During the design process, we saw the potential to shape a pavilion area in the entry, effectively expanding the secure gallery space, lifting it above grade and visually connecting it to the street. Not originally part of our scope, we developed this additional space without impacting the budget. A small display was set up at the original front entry in order to provide additional secure space for objects and retain the Bertram doors in a prominent location on the site. Both design opportunities ultimately offered the museum greater display area.
Incorporating upgrades to mechanical systems created distinct zones, with careful consideration to the archival spaces, balancing that with visitor comfort.
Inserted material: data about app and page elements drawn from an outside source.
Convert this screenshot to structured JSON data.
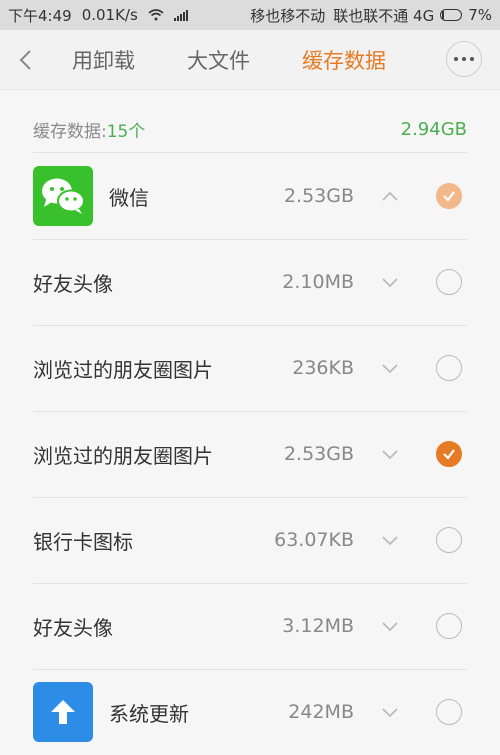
{
  "status_bar": {
    "time": "下午4:49",
    "speed": "0.01K/s",
    "carrier1": "移也移不动",
    "carrier2": "联也联不通 4G",
    "battery": "7%",
    "battery_level": 0.07
  },
  "tabbar": {
    "tabs": [
      {
        "label": "用卸载"
      },
      {
        "label": "大文件"
      },
      {
        "label": "缓存数据"
      }
    ],
    "active_tab": 2
  },
  "summary": {
    "label": "缓存数据:",
    "count": "15个",
    "total": "2.94GB"
  },
  "rows": [
    {
      "name": "微信",
      "size": "2.53GB",
      "expanded": true,
      "checked": "partial",
      "icon": "wechat-icon"
    },
    {
      "name": "好友头像",
      "size": "2.10MB",
      "expanded": false,
      "checked": "none"
    },
    {
      "name": "浏览过的朋友圈图片",
      "size": "236KB",
      "expanded": false,
      "checked": "none"
    },
    {
      "name": "浏览过的朋友圈图片",
      "size": "2.53GB",
      "expanded": false,
      "checked": "full"
    },
    {
      "name": "银行卡图标",
      "size": "63.07KB",
      "expanded": false,
      "checked": "none"
    },
    {
      "name": "好友头像",
      "size": "3.12MB",
      "expanded": false,
      "checked": "none"
    },
    {
      "name": "系统更新",
      "size": "242MB",
      "expanded": false,
      "checked": "none",
      "icon": "system-update-icon"
    }
  ],
  "colors": {
    "accent": "#e57c25",
    "accent_light": "#f3b88a",
    "green": "#4caf50",
    "wechat_green": "#39c12d",
    "update_blue": "#2d8ce6"
  }
}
A variable refrigerant volume (VRV) heat pump system was selected to provide heating and cooling for the new construction areas and to supplement air conditioning within parts of the existing building where change of use dictated so. The system was selected for its high co-efficient of performance during the cooling and shoulder seasons, its ease of integration within existing buildings, and relatively small equipment foot print. We successfully reused many of the existing mechanical systems and maintained existing ceiling heights, despite a change-in-use of many spaces and corridors.
Barrier free accessibility was paramount. The planning provided for access and barrier free parking not originally in the design. All levels of the building are now connected by elevator.
Careful consideration was given to the Museum’s business planning, including the board’s desire to create new gallery spaces, allow for separate exhibits and improved engagement with younger audiences including schools and camps. With help from the board, we identified new revenue streams and created spaces which successfully supported these activities, adding to the financial stability of the facility.
By improving the envelope, high efficient mechanical systems, restoring the traditional gardens, improved lighting/electrical efficiency, all contributed to the sustainable social, financial and environmental impact of the structure.
“It’s not just about history. It’s about encouraging critical thinkers and responsible citizenship.”
Dr. John Picone, Director of Education
Hamilton Spectator, A Museum Runs Through It, June 30, 2013